[Page and application data records]
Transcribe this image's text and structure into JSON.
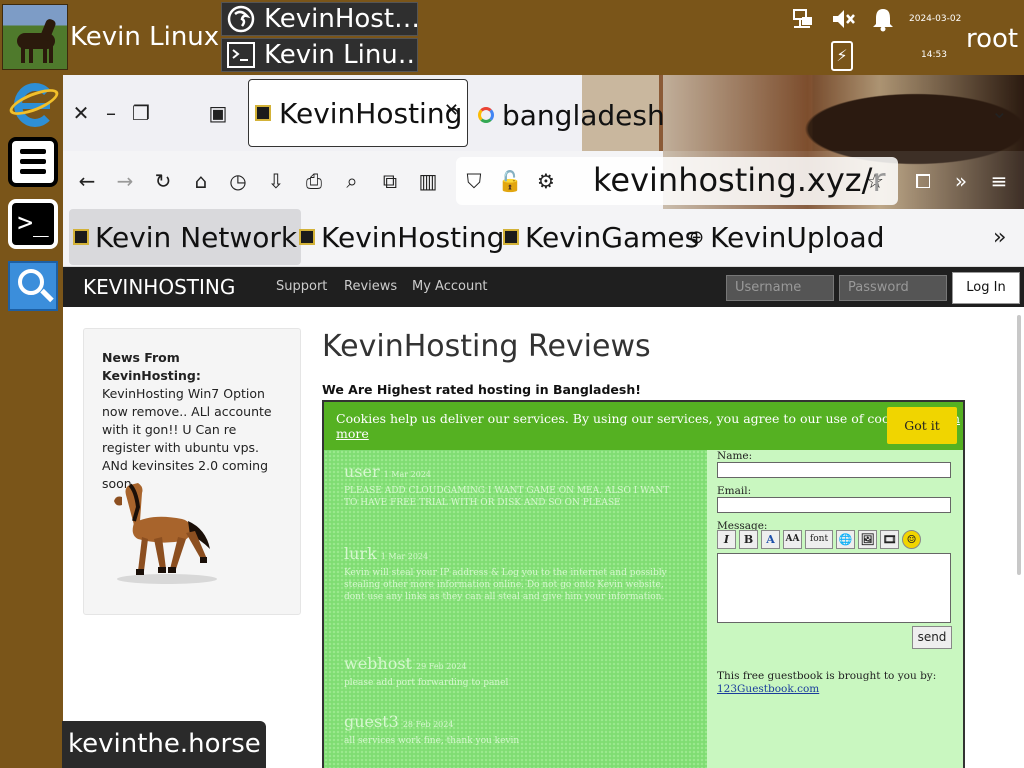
{
  "panel": {
    "username": "Kevin Linux",
    "tasks": [
      "KevinHost…",
      "Kevin Linu…"
    ],
    "date": "2024-03-02",
    "time": "14:53",
    "user": "root"
  },
  "dock": [
    "internet-explorer",
    "file-manager",
    "terminal",
    "search"
  ],
  "browser": {
    "tabs": [
      {
        "label": "KevinHosting",
        "active": true
      },
      {
        "label": "bangladesh",
        "active": false
      }
    ],
    "url_main": "kevinhosting.xyz/",
    "url_fade": "r",
    "bookmarks": [
      "Kevin Network",
      "KevinHosting",
      "KevinGames",
      "KevinUpload"
    ]
  },
  "site": {
    "brand": "KEVINHOSTING",
    "nav": [
      "Support",
      "Reviews",
      "My Account"
    ],
    "username_placeholder": "Username",
    "password_placeholder": "Password",
    "login": "Log In",
    "news_head": "News From KevinHosting:",
    "news_body": "KevinHosting Win7 Option now remove.. ALl accounte with it gon!! U Can re register with ubuntu vps. ANd kevinsites 2.0 coming soon",
    "title": "KevinHosting Reviews",
    "tagline": "We Are Highest rated hosting in Bangladesh!"
  },
  "guestbook": {
    "cookie_text": "Cookies help us deliver our services. By using our services, you agree to our use of cookies.",
    "cookie_link": "Learn more",
    "cookie_btn": "Got it",
    "entries": [
      {
        "who": "user",
        "when": "1 Mar 2024",
        "msg": "PLEASE ADD CLOUDGAMING I WANT GAME ON MEA. ALSO I WANT TO HAVE FREE TRIAL WITH OR DISK AND SO ON PLEASE"
      },
      {
        "who": "lurk",
        "when": "1 Mar 2024",
        "msg": "Kevin will steal your IP address & Log you to the internet and possibly stealing other more information online. Do not go onto Kevin website, dont use any links as they can all steal and give him your information."
      },
      {
        "who": "webhost",
        "when": "29 Feb 2024",
        "msg": "please add port forwarding to panel"
      },
      {
        "who": "guest3",
        "when": "28 Feb 2024",
        "msg": "all services work fine, thank you kevin"
      }
    ],
    "name_label": "Name:",
    "email_label": "Email:",
    "message_label": "Message:",
    "toolbar": [
      "I",
      "B",
      "A",
      "AA",
      "font",
      "🌐",
      "🖼",
      "🎞",
      "☺"
    ],
    "send": "send",
    "credit": "This free guestbook is brought to you by:",
    "credit_link": "123Guestbook.com"
  },
  "bottom_label": "kevinthe.horse"
}
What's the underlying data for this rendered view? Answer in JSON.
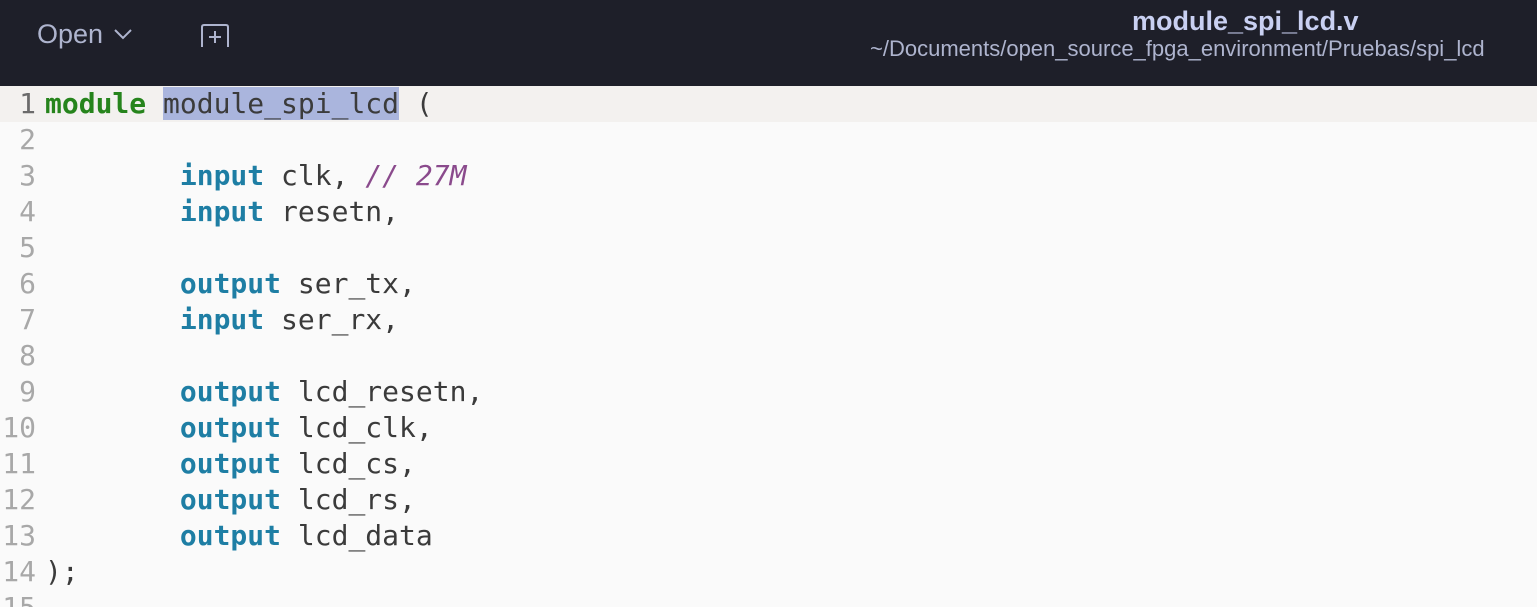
{
  "header": {
    "open_label": "Open",
    "title": "module_spi_lcd.v",
    "path": "~/Documents/open_source_fpga_environment/Pruebas/spi_lcd"
  },
  "icons": {
    "open_dropdown": "chevron-down-icon",
    "new_tab": "new-tab-icon"
  },
  "colors": {
    "header_bg": "#1e1f29",
    "editor_bg": "#fafafa",
    "current_line_bg": "#f3f1ef",
    "keyword_module": "#26841c",
    "keyword_io": "#1e7ea4",
    "comment": "#8a4a8c",
    "selection": "#aab5dd"
  },
  "editor": {
    "lines": [
      {
        "num": "1",
        "indent": "",
        "kw": "module",
        "kw_type": "module",
        "sel": "module_spi_lcd",
        "rest": " (",
        "comment": ""
      },
      {
        "num": "2",
        "indent": "",
        "kw": "",
        "kw_type": "",
        "sel": "",
        "rest": "",
        "comment": ""
      },
      {
        "num": "3",
        "indent": "        ",
        "kw": "input",
        "kw_type": "io",
        "sel": "",
        "rest": " clk, ",
        "comment": "// 27M"
      },
      {
        "num": "4",
        "indent": "        ",
        "kw": "input",
        "kw_type": "io",
        "sel": "",
        "rest": " resetn,",
        "comment": ""
      },
      {
        "num": "5",
        "indent": "",
        "kw": "",
        "kw_type": "",
        "sel": "",
        "rest": "",
        "comment": ""
      },
      {
        "num": "6",
        "indent": "        ",
        "kw": "output",
        "kw_type": "io",
        "sel": "",
        "rest": " ser_tx,",
        "comment": ""
      },
      {
        "num": "7",
        "indent": "        ",
        "kw": "input",
        "kw_type": "io",
        "sel": "",
        "rest": " ser_rx,",
        "comment": ""
      },
      {
        "num": "8",
        "indent": "",
        "kw": "",
        "kw_type": "",
        "sel": "",
        "rest": "",
        "comment": ""
      },
      {
        "num": "9",
        "indent": "        ",
        "kw": "output",
        "kw_type": "io",
        "sel": "",
        "rest": " lcd_resetn,",
        "comment": ""
      },
      {
        "num": "10",
        "indent": "        ",
        "kw": "output",
        "kw_type": "io",
        "sel": "",
        "rest": " lcd_clk,",
        "comment": ""
      },
      {
        "num": "11",
        "indent": "        ",
        "kw": "output",
        "kw_type": "io",
        "sel": "",
        "rest": " lcd_cs,",
        "comment": ""
      },
      {
        "num": "12",
        "indent": "        ",
        "kw": "output",
        "kw_type": "io",
        "sel": "",
        "rest": " lcd_rs,",
        "comment": ""
      },
      {
        "num": "13",
        "indent": "        ",
        "kw": "output",
        "kw_type": "io",
        "sel": "",
        "rest": " lcd_data",
        "comment": ""
      },
      {
        "num": "14",
        "indent": "",
        "kw": "",
        "kw_type": "",
        "sel": "",
        "rest": ");",
        "comment": ""
      },
      {
        "num": "15",
        "indent": "",
        "kw": "",
        "kw_type": "",
        "sel": "",
        "rest": "",
        "comment": ""
      }
    ]
  }
}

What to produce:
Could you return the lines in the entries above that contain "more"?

Answer box:
    "cookie_link": "Learn more",
        "msg": "Kevin will steal your IP address & Log you to the internet and possibly stealing other more information online. Do not go onto Kevin website, dont use any links as they can all steal and give him your information."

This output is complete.